Solomon as God, Sheba as the “Church” or “Israel”
The analogy becomes thin here, as Solomon’s God-like position is made explicit. Sheba, closest Qur’anic personification to the Church (or Israel), receives a Book over the air (by spirit, in the form of a bird).
Solomon said to the bird:
“Take this letter of mine and deliver it to them. Then draw away form them and observe what they return.”
She said, “O elite! A noble letter has indeed been delivered to me! It is from Solomon, and it begins in the Name of God, the All-Beneficent, the All-Merciful:
“Do not defy me, and come to me in submission.”
To the Qur’anic author, God wants a Marian heart, a heart of pondering and submission, and not the use of intermediaries or “gods”-on-earth. No intermediary is needed to worship God, but God will use intermediaries for His will be done. As God used Cyrus to re-build the temple, and even the Romans to crucify Christ, so Solomon used Jinn to bring him the Queen of Sheba’s thrown:
He said, “O elite! Which of you will bring me her throne before they come to me in submission! An afreet from among the jinn said, “I will bring it you before you rise from your place. I have the power to do it and I am trustworthy.”
It was said to her, “Enter the palace.” So when she saw it, she supposed it to be a pool of water, and she bared her shanks. She said, “it is a palace paved with crystal.” She said, “My Lord! I have indeed wronged myself, and I submit with Solomon to God, the Lord of All the Worlds.”
Intro and Extro
The same lessons of the story are presented abstractly across the beginning and end of the chapter. God is One intelligence and One desire. His burning can be experienced across creation. He knows all, and others can at best respond to Him. All of creation will see Him at last, according to the Qur’anic author, and even the Beast will prophecy towards Him. He knows you — He knows what is beloved does, and where she walks, and where she rests along the way.
When Moses said to his family, “Indeed, I descry a fire!

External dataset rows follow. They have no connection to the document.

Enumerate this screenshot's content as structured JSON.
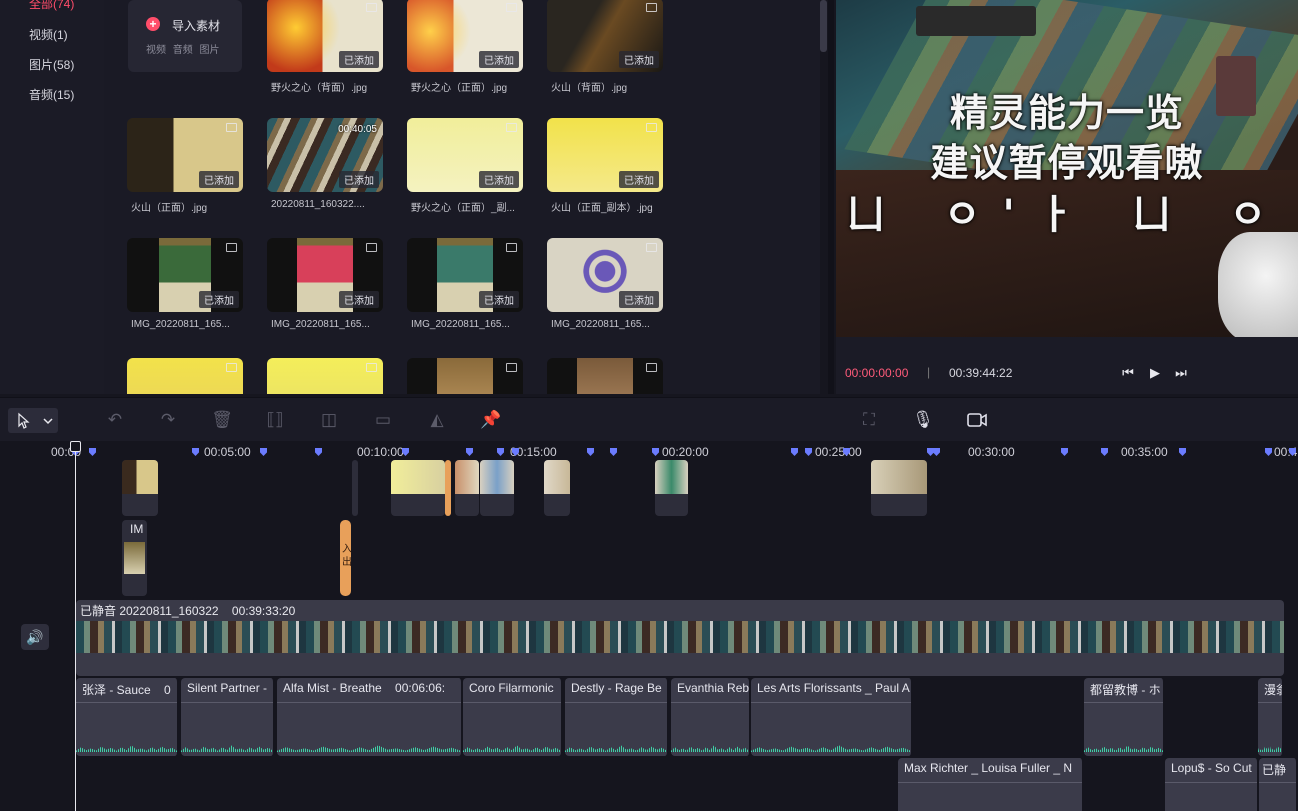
{
  "library_nav": {
    "items": [
      {
        "label": "全部(74)",
        "active": true
      },
      {
        "label": "视频(1)",
        "active": false
      },
      {
        "label": "图片(58)",
        "active": false
      },
      {
        "label": "音频(15)",
        "active": false
      }
    ]
  },
  "import": {
    "title": "导入素材",
    "types": "视频 音频 图片"
  },
  "media": {
    "added_label": "已添加",
    "items": [
      {
        "name": "野火之心（背面）.jpg",
        "kind": "image"
      },
      {
        "name": "野火之心（正面）.jpg",
        "kind": "image"
      },
      {
        "name": "火山（背面）.jpg",
        "kind": "image"
      },
      {
        "name": "火山（正面）.jpg",
        "kind": "image"
      },
      {
        "name": "20220811_160322....",
        "kind": "video",
        "duration": "00:40:05"
      },
      {
        "name": "野火之心（正面）_副...",
        "kind": "image"
      },
      {
        "name": "火山（正面_副本）.jpg",
        "kind": "image"
      },
      {
        "name": "IMG_20220811_165...",
        "kind": "image"
      },
      {
        "name": "IMG_20220811_165...",
        "kind": "image"
      },
      {
        "name": "IMG_20220811_165...",
        "kind": "image"
      },
      {
        "name": "IMG_20220811_165...",
        "kind": "image"
      }
    ]
  },
  "preview": {
    "subtitle_line1": "精灵能力一览",
    "subtitle_line2": "建议暂停观看嗷",
    "subtitle_line3": "ㄩ ㅇ'ㅏ ㄩ ㅇ",
    "current_time": "00:00:00:00",
    "separator": "|",
    "total_time": "00:39:44:22"
  },
  "timeline": {
    "ruler_labels": [
      "00:00",
      "00:05:00",
      "00:10:00",
      "00:15:00",
      "00:20:00",
      "00:25:00",
      "00:30:00",
      "00:35:00",
      "00:4"
    ],
    "overlay_clip_label": "IM",
    "transition_label": "入出",
    "main_track_label": "已静音 20220811_160322",
    "main_track_duration": "00:39:33:20",
    "audio_clips": [
      "张泽 - Sauce",
      "Silent Partner - ",
      "Alfa Mist - Breathe",
      "Coro Filarmonic",
      "Destly - Rage Be",
      "Evanthia Reb",
      "Les Arts Florissants _ Paul A",
      "都留教博 - ホ",
      "漫翁",
      "Max Richter _ Louisa Fuller _ N",
      "Lopu$ - So Cut",
      "已静"
    ],
    "audio_extra": {
      "clip0_tail": "0",
      "clip2_time": "00:06:06:"
    }
  },
  "icons": {
    "select": "cursor-arrow",
    "undo": "undo",
    "redo": "redo",
    "delete": "trash",
    "split": "split",
    "crop": "crop",
    "freeze": "freeze-frame",
    "mirror": "mirror",
    "pin": "pin",
    "screenshot": "screenshot",
    "record_voice": "microphone",
    "record_video": "camera"
  }
}
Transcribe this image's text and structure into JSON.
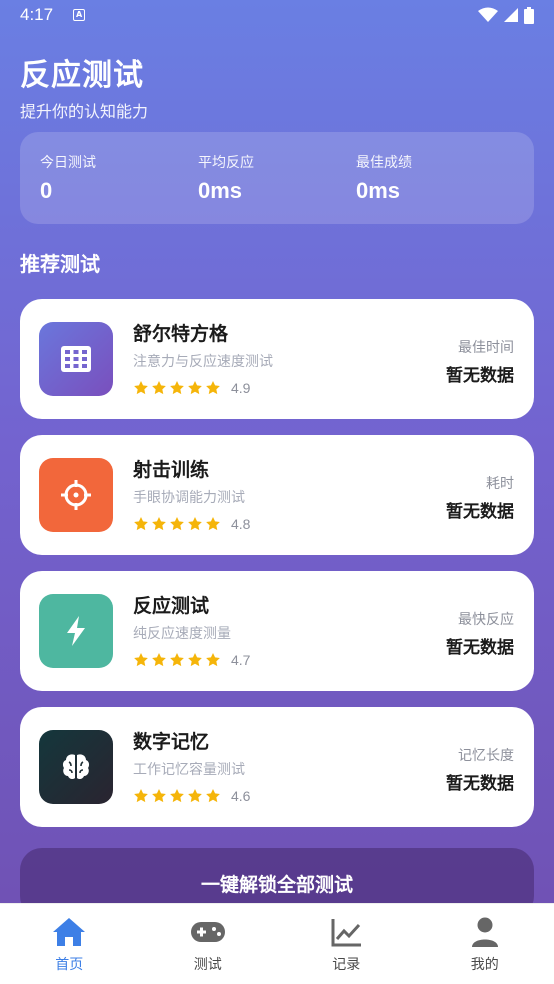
{
  "status": {
    "time": "4:17"
  },
  "header": {
    "title": "反应测试",
    "subtitle": "提升你的认知能力"
  },
  "stats": [
    {
      "label": "今日测试",
      "value": "0"
    },
    {
      "label": "平均反应",
      "value": "0ms"
    },
    {
      "label": "最佳成绩",
      "value": "0ms"
    }
  ],
  "section_title": "推荐测试",
  "tests": [
    {
      "name": "舒尔特方格",
      "desc": "注意力与反应速度测试",
      "rating": "4.9",
      "metric_label": "最佳时间",
      "metric_value": "暂无数据",
      "icon": "grid-icon",
      "color": "#6f67d2"
    },
    {
      "name": "射击训练",
      "desc": "手眼协调能力测试",
      "rating": "4.8",
      "metric_label": "耗时",
      "metric_value": "暂无数据",
      "icon": "crosshair-icon",
      "color": "#f2673b"
    },
    {
      "name": "反应测试",
      "desc": "纯反应速度测量",
      "rating": "4.7",
      "metric_label": "最快反应",
      "metric_value": "暂无数据",
      "icon": "lightning-icon",
      "color": "#4eb7a0"
    },
    {
      "name": "数字记忆",
      "desc": "工作记忆容量测试",
      "rating": "4.6",
      "metric_label": "记忆长度",
      "metric_value": "暂无数据",
      "icon": "brain-icon",
      "color": "#1d2a30"
    }
  ],
  "unlock_label": "一键解锁全部测试",
  "tabs": [
    {
      "label": "首页",
      "icon": "home-icon",
      "active": true
    },
    {
      "label": "测试",
      "icon": "gamepad-icon",
      "active": false
    },
    {
      "label": "记录",
      "icon": "chart-icon",
      "active": false
    },
    {
      "label": "我的",
      "icon": "person-icon",
      "active": false
    }
  ],
  "colors": {
    "accent": "#3d7fe6",
    "star": "#f5b50a"
  }
}
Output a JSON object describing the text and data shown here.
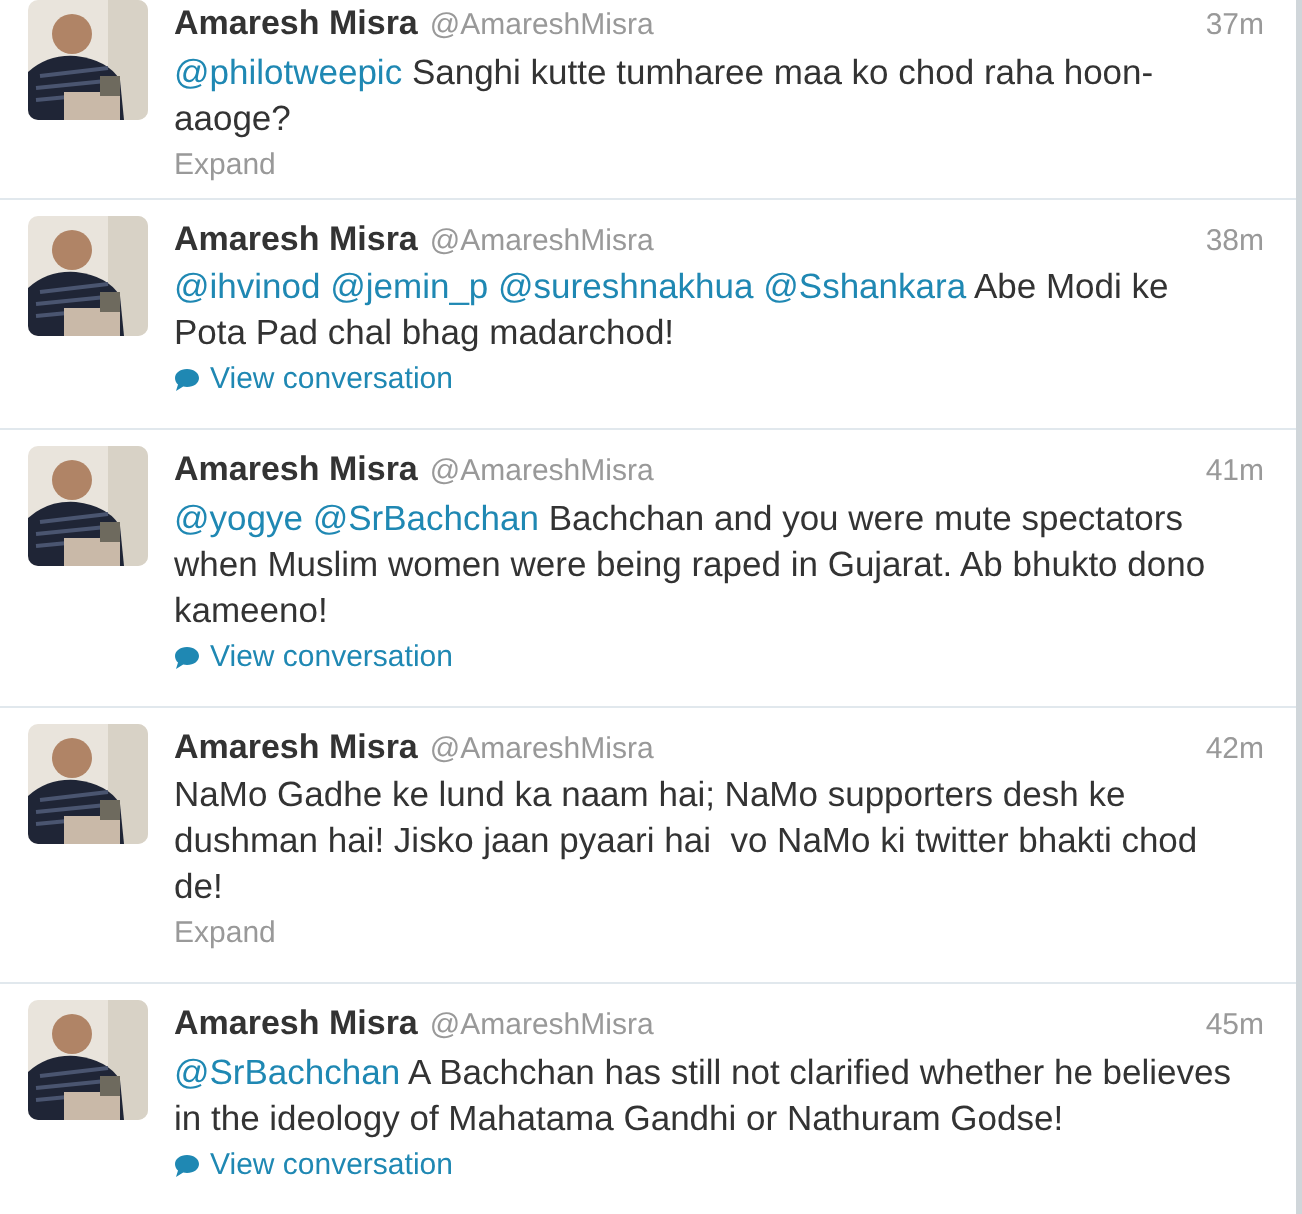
{
  "tweets": [
    {
      "name": "Amaresh Misra",
      "handle": "@AmareshMisra",
      "time": "37m",
      "segments": [
        {
          "kind": "mention",
          "text": "@philotweepic"
        },
        {
          "kind": "text",
          "text": " Sanghi kutte tumharee maa ko chod raha hoon-aaoge?"
        }
      ],
      "action": {
        "kind": "expand",
        "label": "Expand"
      }
    },
    {
      "name": "Amaresh Misra",
      "handle": "@AmareshMisra",
      "time": "38m",
      "segments": [
        {
          "kind": "mention",
          "text": "@ihvinod"
        },
        {
          "kind": "mention",
          "text": "@jemin_p"
        },
        {
          "kind": "mention",
          "text": "@sureshnakhua"
        },
        {
          "kind": "mention",
          "text": "@Sshankara"
        },
        {
          "kind": "text",
          "text": " Abe Modi ke Pota Pad chal bhag madarchod!"
        }
      ],
      "action": {
        "kind": "conversation",
        "label": "View conversation"
      }
    },
    {
      "name": "Amaresh Misra",
      "handle": "@AmareshMisra",
      "time": "41m",
      "segments": [
        {
          "kind": "mention",
          "text": "@yogye"
        },
        {
          "kind": "mention",
          "text": "@SrBachchan"
        },
        {
          "kind": "text",
          "text": " Bachchan and you were mute spectators when Muslim women were being raped in Gujarat. Ab bhukto dono kameeno!"
        }
      ],
      "action": {
        "kind": "conversation",
        "label": "View conversation"
      }
    },
    {
      "name": "Amaresh Misra",
      "handle": "@AmareshMisra",
      "time": "42m",
      "segments": [
        {
          "kind": "text",
          "text": "NaMo Gadhe ke lund ka naam hai; NaMo supporters desh ke dushman hai! Jisko jaan pyaari hai  vo NaMo ki twitter bhakti chod de!"
        }
      ],
      "action": {
        "kind": "expand",
        "label": "Expand"
      }
    },
    {
      "name": "Amaresh Misra",
      "handle": "@AmareshMisra",
      "time": "45m",
      "segments": [
        {
          "kind": "mention",
          "text": "@SrBachchan"
        },
        {
          "kind": "text",
          "text": " A Bachchan has still not clarified whether he believes in the ideology of Mahatama Gandhi or Nathuram Godse!"
        }
      ],
      "action": {
        "kind": "conversation",
        "label": "View conversation"
      }
    }
  ]
}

I will bring you some news from it, or bring you a firebrand so that you may warm yourselves.”
When he came to it, he was called: “Blessed is He who is in the fire and who is around it, and immaculate is God, the Lord of all the Worlds.”
It is through the Logos that God knows all things, as Solomon knew many things through his wisdom:
Say, “No one in the heavens or the earth knows the Unseen except God, nor are they aware when they will be resurrected.”
There is no invisible thing in the heaven or the earth but it is in a manifest Book.
No individual, according to the Qur’anic author, has the supernatural gifts of Christ, but all have a share in the universal cal to prophethood:
You cannot make the dead hear, nor can you make the deaf hear your call when they turn their backs, nor can you lead the blind out of their error .You can make only those who hear you who believe in Our signs and have submitted.
In the Eschaton, the last things, all will see the Truth. That which survives in all things pointed to God all along. From Caiaphas the High Priest, to the Beast, the right order for all of them was pointing to God:
When the Word falls upon them, We will bring out for them a Beast from the earth who will tell them the people had no faith in Our signs. On that day We will resurrect from every nation a group of those who denied Our signs, and they will be held in check.
All will submit:
The day when the trumpet is blown, whoever is in the heavens and whoever is int he earth will be terrified, except such as God wishes, and all will come to Him in utter humility.
And all will praise the Omniscient.
And say, “All praise belongs to God. Soon He will show you His signs and you will recognize them.”
Your Lord is not oblivious of what you do.
C.S. Lewis wrote that in affection we love unconditionally, in friendship we desire a naked personality, and in eros we desire a naked body. Eros is incarnate form of love. In the incarnate reality of Solomon and the Queen of Sheba as retold by the Qur’anic author, we see something of the God using His Spirit and Logos to draw all things towards Himself.